Very rarely, a few times in a lifetime, you open a book and when you close it nothing can ever be the same. Walls have been pulled down, barriers broken, a dimension of feeling, of existence itself, has opened in you that was not there before. To the End of the Land is a book of this magnitude. David Grossman may be the most gifted writer I’ve ever read; gifted not just because of his imagination, his energy, his originality, but because he has access to the unutterable, because he can look inside a person and discover the unique sense of her humanity. For twenty-six years he has been writing novels about what it means to defend this essence, this unique light, against a world designed to extinguish it. To the End of the Land is his most powerful, shattering, and unflinching story of this defense. To read it is to have yourself taken apart, undone, touched at the place of your own essence; it is to be turned back, as if after a long absence, into a human being.

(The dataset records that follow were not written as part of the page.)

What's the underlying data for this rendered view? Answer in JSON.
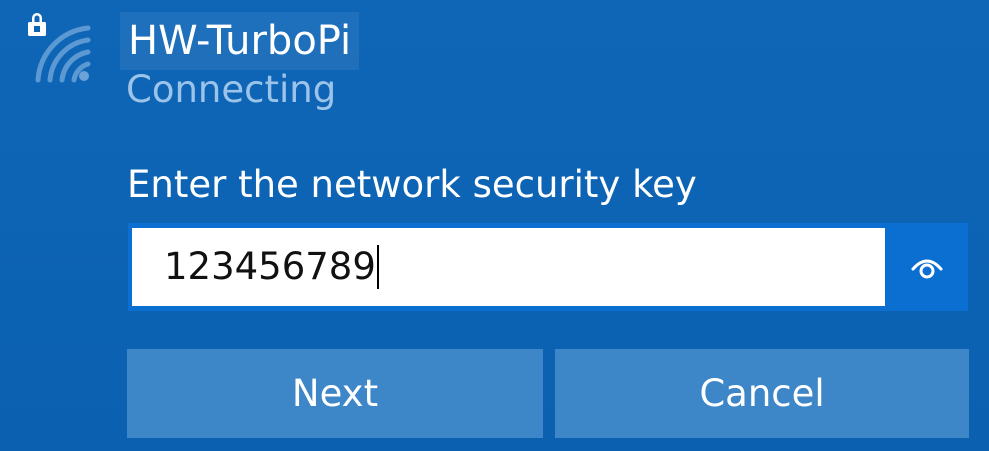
{
  "network": {
    "name": "HW-TurboPi",
    "status": "Connecting",
    "icon": "wifi-secured-icon"
  },
  "security_key": {
    "label": "Enter the network security key",
    "value": "123456789",
    "reveal_icon": "eye-icon"
  },
  "actions": {
    "next_label": "Next",
    "cancel_label": "Cancel"
  },
  "colors": {
    "panel_background": "#0d63b4",
    "button_background": "#3d86c8",
    "status_text": "#9cc4ea",
    "reveal_button_background": "#0a6fd0"
  }
}
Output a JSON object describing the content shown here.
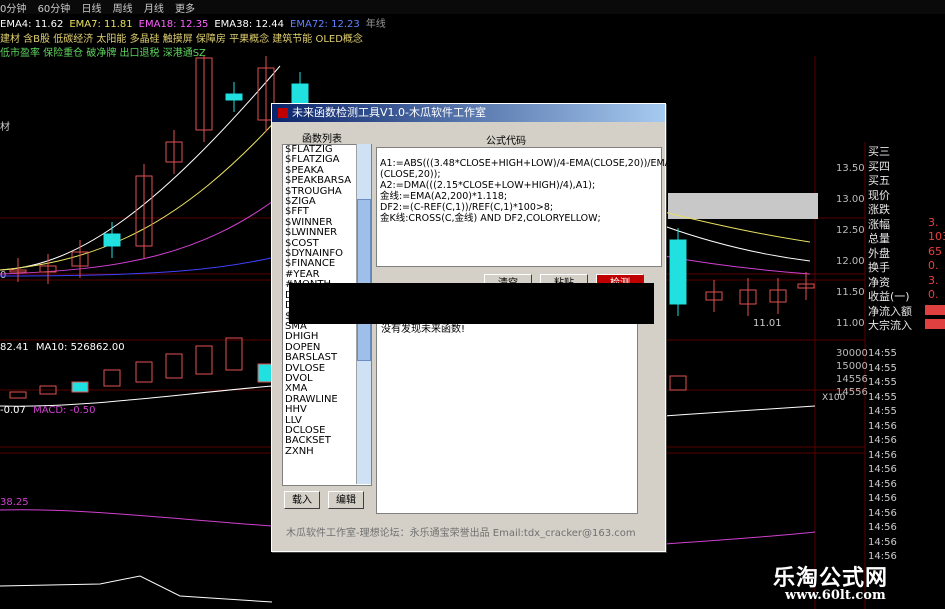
{
  "colors": {
    "up": "#e05050",
    "down": "#20e0e0",
    "grid": "#5a0000",
    "ema_white": "#ffffff",
    "ema_yellow": "#e8e060",
    "ema_magenta": "#d040d0",
    "ema_blue": "#4040ff"
  },
  "period_tabs": [
    "0分钟",
    "60分钟",
    "日线",
    "周线",
    "月线",
    "更多"
  ],
  "ema_legend": [
    {
      "label": "EMA4: 11.62",
      "color": "#ffffff"
    },
    {
      "label": "EMA7: 11.81",
      "color": "#e8e060"
    },
    {
      "label": "EMA18: 12.35",
      "color": "#ff60ff"
    },
    {
      "label": "EMA38: 12.44",
      "color": "#ffffff"
    },
    {
      "label": "EMA72: 12.23",
      "color": "#6080ff"
    },
    {
      "label": "年线",
      "color": "#999999"
    }
  ],
  "concepts_line1": "建材                含B股 低碳经济 太阳能 多晶硅 触摸屏 保障房 平果概念 建筑节能 OLED概念",
  "concepts_line2": "低市盈率 保险重仓 破净牌 出口退税 深港通SZ",
  "left_label_1": "材",
  "left_label_2": "0",
  "ma_legend": {
    "ma5": "82.41",
    "ma10": "MA10: 526862.00"
  },
  "macd_legend": {
    "value": "-0.07",
    "macd": "MACD: -0.50"
  },
  "bottom_value": "38.25",
  "low_price_label": "11.01",
  "price_axis": [
    "13.50",
    "13.00",
    "12.50",
    "12.00",
    "11.50",
    "11.00"
  ],
  "vol_axis": [
    "30000",
    "15000",
    "14556",
    "14556"
  ],
  "vol_marker": "X100",
  "quote_panel": [
    {
      "label": "买三",
      "value": ""
    },
    {
      "label": "买四",
      "value": ""
    },
    {
      "label": "买五",
      "value": ""
    },
    {
      "label": "现价",
      "value": ""
    },
    {
      "label": "涨跌",
      "value": ""
    },
    {
      "label": "涨幅",
      "value": "3."
    },
    {
      "label": "总量",
      "value": "103"
    },
    {
      "label": "外盘",
      "value": "65"
    },
    {
      "label": "换手",
      "value": "0."
    },
    {
      "label": "净资",
      "value": "3."
    },
    {
      "label": "收益(一)",
      "value": "0."
    },
    {
      "label": "净流入额",
      "value": ""
    },
    {
      "label": "大宗流入",
      "value": ""
    }
  ],
  "tick_times": [
    "14:55",
    "14:55",
    "14:55",
    "14:55",
    "14:55",
    "14:56",
    "14:56",
    "14:56",
    "14:56",
    "14:56",
    "14:56",
    "14:56",
    "14:56",
    "14:56",
    "14:56"
  ],
  "dialog": {
    "title": "未来函数检测工具V1.0-木瓜软件工作室",
    "list_header": "函数列表",
    "functions": [
      "$FLATZIG",
      "$FLATZIGA",
      "$PEAKA",
      "$PEAKBARSA",
      "$TROUGHA",
      "$ZIGA",
      "$FFT",
      "$WINNER",
      "$LWINNER",
      "$COST",
      "$DYNAINFO",
      "$FINANCE",
      "#YEAR",
      "#MONTH",
      "",
      "",
      "",
      "DOPEN",
      "DLOW",
      "$BACKSET",
      "SMA",
      "DHIGH",
      "DOPEN",
      "BARSLAST",
      "DVLOSE",
      "DVOL",
      "XMA",
      "DRAWLINE",
      "HHV",
      "LLV",
      "DCLOSE",
      "BACKSET",
      "ZXNH"
    ],
    "code_header": "公式代码",
    "code_lines": [
      "A1:=ABS(((3.48*CLOSE+HIGH+LOW)/4-EMA(CLOSE,20))/EMA",
      "(CLOSE,20));",
      "A2:=DMA(((2.15*CLOSE+LOW+HIGH)/4),A1);",
      "金线:=EMA(A2,200)*1.118;",
      "DF2:=(C-REF(C,1))/REF(C,1)*100>8;",
      "金K线:CROSS(C,金线) AND DF2,COLORYELLOW;"
    ],
    "btn_clear": "清空",
    "btn_paste": "粘贴",
    "btn_detect": "检测",
    "result_text": "没有发现未来函数!",
    "btn_load": "载入",
    "btn_edit": "编辑",
    "footer": "木瓜软件工作室-理想论坛：永乐通宝荣誉出品    Email:tdx_cracker@163.com"
  },
  "watermark": {
    "name": "乐淘公式网",
    "url": "www.60lt.com"
  }
}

Wow! And she wrote that, I’m sure, while typing with her gloves on and without taking a breath. No, I don’t know exactly what I mean, but did she? Whew… Unflinching, unique light, turned back into a human being, all of that and more. (So much more.)
So let me ask you – Would you want to read a book that takes you apart and touches you at the place of your essence? Me neither but, who knows, it could be a good read anyway. LOL.
To the End of the Land will be released to the physical universe by Knopf in hardbound form and in a cozy digital Kindle Edition on September 21, 2010. The novel will run 592 pages, so you’ve been warned… But if you love it (especially if it turns you back into a human being), remember that you first heard about it here!
Whether you’re fascinated by psychology, philosophy, or science, you’re likely to find much of interest in this survey book by Stephen Hall. This is a search for the meaning and definition of “wisdom” with a capital W – sometimes interpreted to be emotional intelligence or an internal calmness. Hall’s journey reads like the script for a public television documentary, one that might have been entitled: “The Search for Wisdom.”
Boomers will like the conclusion that older persons are apparently wiser, calmer and far more content than those with their entire futures ahead of them. Research shows that younger people become angrier about daily slights and hold onto these negative feelings longer than their elders.
Although the language in this nonfiction work is generally clear, it unfortunately sometimes sounds like an academic textbook. It also often comes close to parody (“proverbs and aphorisms… are the cocktail peanuts of conventional wisdom”; large events in the world can “change the lens of one’s emotional view like a new prescription from a spiritual optometrist.”). Wisdom could have used a lot of wise editing, still it offers both old and young readers a chance to re-examine their lives and their yet-to-be-made choices.
Reprinted courtesy of Sacramento Book Review.
This is a collection of twenty-six short stories written by Jay McInerney over twenty-six years, from 1982 to 2008. Sad to say, I simply do not understand the quality differences in his writing.
This grouping starts off with the brilliant drug-induced piece, “It’s Six A.M. – Do You Know Where You Are?” which became the base for the well-known novel and screenplay Bright Lights, Big City. Unfortunately, the other stories that follow dim by comparison.
“Smoke” is a Roald Dahl-ish piece in which nothing is as it seems. “Invisible Fences” is a crude sex tale that might have been written for a men’s magazine twenty to forty years ago. “The Madonna of Turkey Season,” about a family’s travails made worse by holiday gatherings, reads like Joan Didion but without her charm or cool, laser-like, focus. Except for “It’s Six A.M.” we never, in fact, feel the presence of a human narrator.
Based on his reputation and/or press clippings, McInerney is the next great American writer; a fact that is not easy to see in these twenty-six tales. Rather, How it Ended reads quite like a career-spanning collection of the music of the Doors, complete with a brilliant start, weak middle, and middling finish.
Knopf, $25.95, 331 pages
Reprinted courtesy of Sacramento Book Review.